U.S. Classification165/54, 454/251, 165/921, 165/909, 165/95, 454/306
International ClassificationA01K1/00, F24F12/00
Cooperative ClassificationY10S165/921, Y10S165/909, Y02B30/16, F24F12/001, A01K1/0076, Y02B30/563
European ClassificationA01K1/00D5, F24F12/00B
Legal Events
DateCodeEventDescription
Aug 7, 1990FPExpired due to failure to pay maintenance fee
Effective date: 19900527
May 27, 1990LAPSLapse for failure to pay maintenance fees

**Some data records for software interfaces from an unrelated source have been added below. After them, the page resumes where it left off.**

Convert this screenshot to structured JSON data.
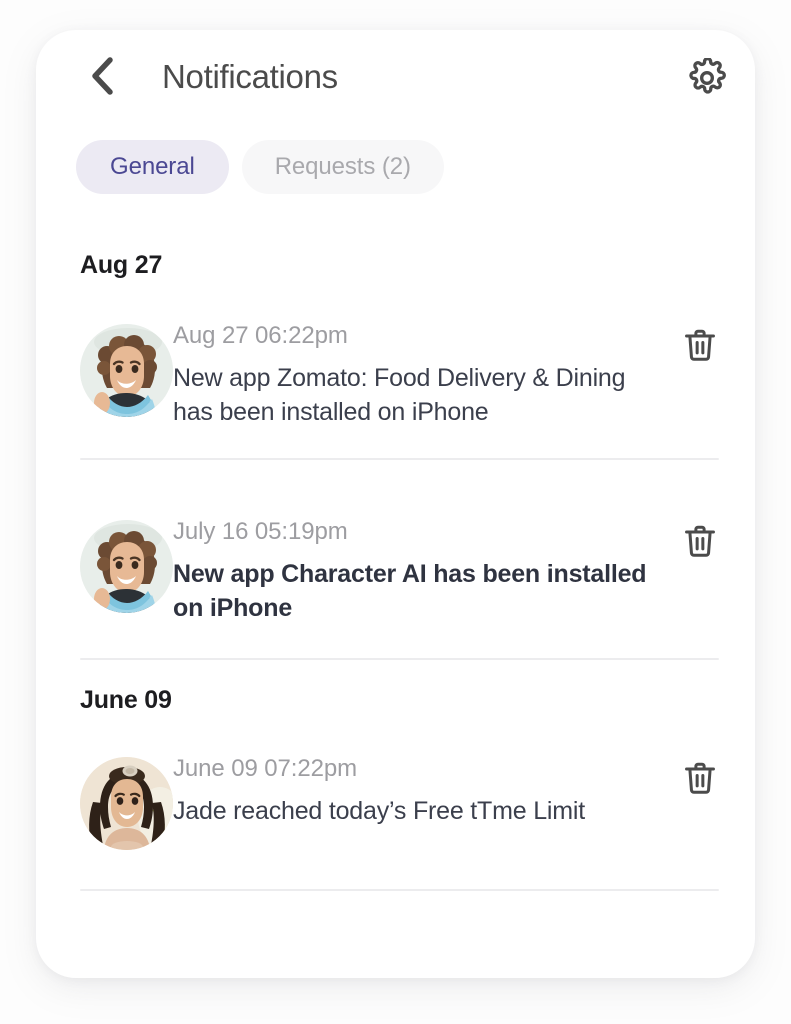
{
  "header": {
    "title": "Notifications",
    "back_icon": "chevron-left-icon",
    "settings_icon": "gear-icon"
  },
  "tabs": [
    {
      "label": "General",
      "active": true
    },
    {
      "label": "Requests (2)",
      "active": false
    }
  ],
  "groups": [
    {
      "date_label": "Aug 27",
      "items": [
        {
          "timestamp": "Aug 27 06:22pm",
          "message": "New app Zomato: Food Delivery & Dining has been installed on iPhone",
          "unread": false,
          "avatar": "boy-curly-hair-mask",
          "delete_icon": "trash-icon"
        },
        {
          "timestamp": "July 16 05:19pm",
          "message": "New app Character AI has been installed on iPhone",
          "unread": true,
          "avatar": "boy-curly-hair-mask",
          "delete_icon": "trash-icon"
        }
      ]
    },
    {
      "date_label": "June 09",
      "items": [
        {
          "timestamp": "June 09 07:22pm",
          "message": "Jade reached today’s Free tTme Limit",
          "unread": false,
          "avatar": "girl-dark-hair-clip",
          "delete_icon": "trash-icon"
        }
      ]
    }
  ],
  "colors": {
    "accent": "#4b4893",
    "tab_active_bg": "#eceaf3",
    "tab_inactive_bg": "#f7f7f8",
    "title": "#4b4b4b",
    "timestamp": "#9d9da1",
    "message": "#3b3f4c",
    "date_header": "#1d1d20",
    "divider": "#ececee",
    "card_bg": "#ffffff",
    "page_bg": "#fdfdfd"
  }
}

Feb 15, 1990REMIMaintenance fee reminder mailed